## PROBLEM STATEMENT
Among the entries below, please show each line that carries the word "Transaction".
--------------------------------------------------
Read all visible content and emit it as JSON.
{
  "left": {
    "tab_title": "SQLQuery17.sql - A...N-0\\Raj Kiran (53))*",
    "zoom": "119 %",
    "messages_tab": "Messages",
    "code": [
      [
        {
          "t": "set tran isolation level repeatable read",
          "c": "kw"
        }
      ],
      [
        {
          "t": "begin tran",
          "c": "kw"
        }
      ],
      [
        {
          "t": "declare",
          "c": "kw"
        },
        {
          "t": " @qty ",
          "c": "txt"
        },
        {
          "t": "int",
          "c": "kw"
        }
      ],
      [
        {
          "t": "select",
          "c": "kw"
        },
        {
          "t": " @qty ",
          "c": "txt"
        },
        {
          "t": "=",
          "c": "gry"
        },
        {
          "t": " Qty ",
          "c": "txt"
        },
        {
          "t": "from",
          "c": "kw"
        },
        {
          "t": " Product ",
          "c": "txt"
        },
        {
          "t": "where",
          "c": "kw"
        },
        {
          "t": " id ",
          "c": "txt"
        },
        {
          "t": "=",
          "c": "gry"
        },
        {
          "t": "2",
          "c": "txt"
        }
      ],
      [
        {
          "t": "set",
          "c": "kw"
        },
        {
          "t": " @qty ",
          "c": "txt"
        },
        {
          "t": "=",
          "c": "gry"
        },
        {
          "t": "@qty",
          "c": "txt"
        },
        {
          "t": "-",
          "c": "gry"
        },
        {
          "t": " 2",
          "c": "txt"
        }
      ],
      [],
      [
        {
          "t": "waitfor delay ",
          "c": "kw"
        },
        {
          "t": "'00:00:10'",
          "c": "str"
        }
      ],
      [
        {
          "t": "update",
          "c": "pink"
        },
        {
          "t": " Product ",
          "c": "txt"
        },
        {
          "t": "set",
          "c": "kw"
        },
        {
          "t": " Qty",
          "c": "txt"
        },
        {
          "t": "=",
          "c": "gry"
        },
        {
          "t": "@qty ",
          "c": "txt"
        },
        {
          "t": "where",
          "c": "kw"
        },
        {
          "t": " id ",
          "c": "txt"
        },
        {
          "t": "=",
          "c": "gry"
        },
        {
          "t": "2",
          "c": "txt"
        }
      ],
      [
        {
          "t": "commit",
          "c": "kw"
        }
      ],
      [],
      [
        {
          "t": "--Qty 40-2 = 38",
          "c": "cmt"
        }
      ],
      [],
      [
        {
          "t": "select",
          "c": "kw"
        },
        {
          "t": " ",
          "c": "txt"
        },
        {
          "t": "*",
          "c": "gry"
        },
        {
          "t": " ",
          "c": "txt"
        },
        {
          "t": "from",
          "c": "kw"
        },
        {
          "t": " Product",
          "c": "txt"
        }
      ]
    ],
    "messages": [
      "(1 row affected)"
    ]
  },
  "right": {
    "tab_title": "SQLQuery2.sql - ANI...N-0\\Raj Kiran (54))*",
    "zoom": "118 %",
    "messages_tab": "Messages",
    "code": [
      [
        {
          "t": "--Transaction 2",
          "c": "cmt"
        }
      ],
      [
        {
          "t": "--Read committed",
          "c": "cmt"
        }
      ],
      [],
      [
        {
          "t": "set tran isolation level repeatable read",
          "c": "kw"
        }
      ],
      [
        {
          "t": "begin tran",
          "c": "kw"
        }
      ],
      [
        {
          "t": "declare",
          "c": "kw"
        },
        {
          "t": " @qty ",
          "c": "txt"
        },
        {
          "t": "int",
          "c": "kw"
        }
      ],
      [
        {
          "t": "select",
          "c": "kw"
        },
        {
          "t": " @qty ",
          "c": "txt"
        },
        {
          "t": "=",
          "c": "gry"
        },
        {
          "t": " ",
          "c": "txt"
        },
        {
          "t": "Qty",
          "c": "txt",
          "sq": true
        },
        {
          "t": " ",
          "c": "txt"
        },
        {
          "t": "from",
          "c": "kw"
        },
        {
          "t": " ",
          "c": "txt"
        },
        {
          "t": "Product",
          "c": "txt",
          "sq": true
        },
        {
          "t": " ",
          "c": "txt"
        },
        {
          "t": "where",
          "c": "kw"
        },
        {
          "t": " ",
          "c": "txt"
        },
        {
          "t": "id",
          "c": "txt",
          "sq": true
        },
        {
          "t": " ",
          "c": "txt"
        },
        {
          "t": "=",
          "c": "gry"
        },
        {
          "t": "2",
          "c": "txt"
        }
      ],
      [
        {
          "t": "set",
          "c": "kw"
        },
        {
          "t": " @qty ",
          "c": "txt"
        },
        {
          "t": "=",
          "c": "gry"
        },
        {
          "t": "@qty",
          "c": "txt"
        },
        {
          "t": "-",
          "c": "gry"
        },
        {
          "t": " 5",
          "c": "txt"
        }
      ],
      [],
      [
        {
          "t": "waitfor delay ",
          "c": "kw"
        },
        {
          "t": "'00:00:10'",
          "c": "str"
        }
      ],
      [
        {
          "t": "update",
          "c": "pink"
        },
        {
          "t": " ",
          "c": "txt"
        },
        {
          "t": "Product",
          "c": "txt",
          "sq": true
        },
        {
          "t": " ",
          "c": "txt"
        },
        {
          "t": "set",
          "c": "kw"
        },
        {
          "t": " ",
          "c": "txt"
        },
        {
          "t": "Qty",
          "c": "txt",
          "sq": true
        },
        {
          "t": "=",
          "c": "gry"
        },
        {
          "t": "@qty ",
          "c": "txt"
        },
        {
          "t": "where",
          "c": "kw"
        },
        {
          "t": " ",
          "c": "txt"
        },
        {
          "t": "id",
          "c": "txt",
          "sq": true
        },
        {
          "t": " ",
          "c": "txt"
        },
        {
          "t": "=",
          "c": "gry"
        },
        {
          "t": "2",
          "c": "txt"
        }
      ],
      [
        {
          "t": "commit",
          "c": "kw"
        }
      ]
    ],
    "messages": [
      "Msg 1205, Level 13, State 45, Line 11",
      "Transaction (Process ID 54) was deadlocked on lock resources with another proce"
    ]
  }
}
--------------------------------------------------
## EXERCISE RESPONSE
          "t": "--Transaction 2",
      "Transaction (Process ID 54) was deadlocked on lock resources with another proce"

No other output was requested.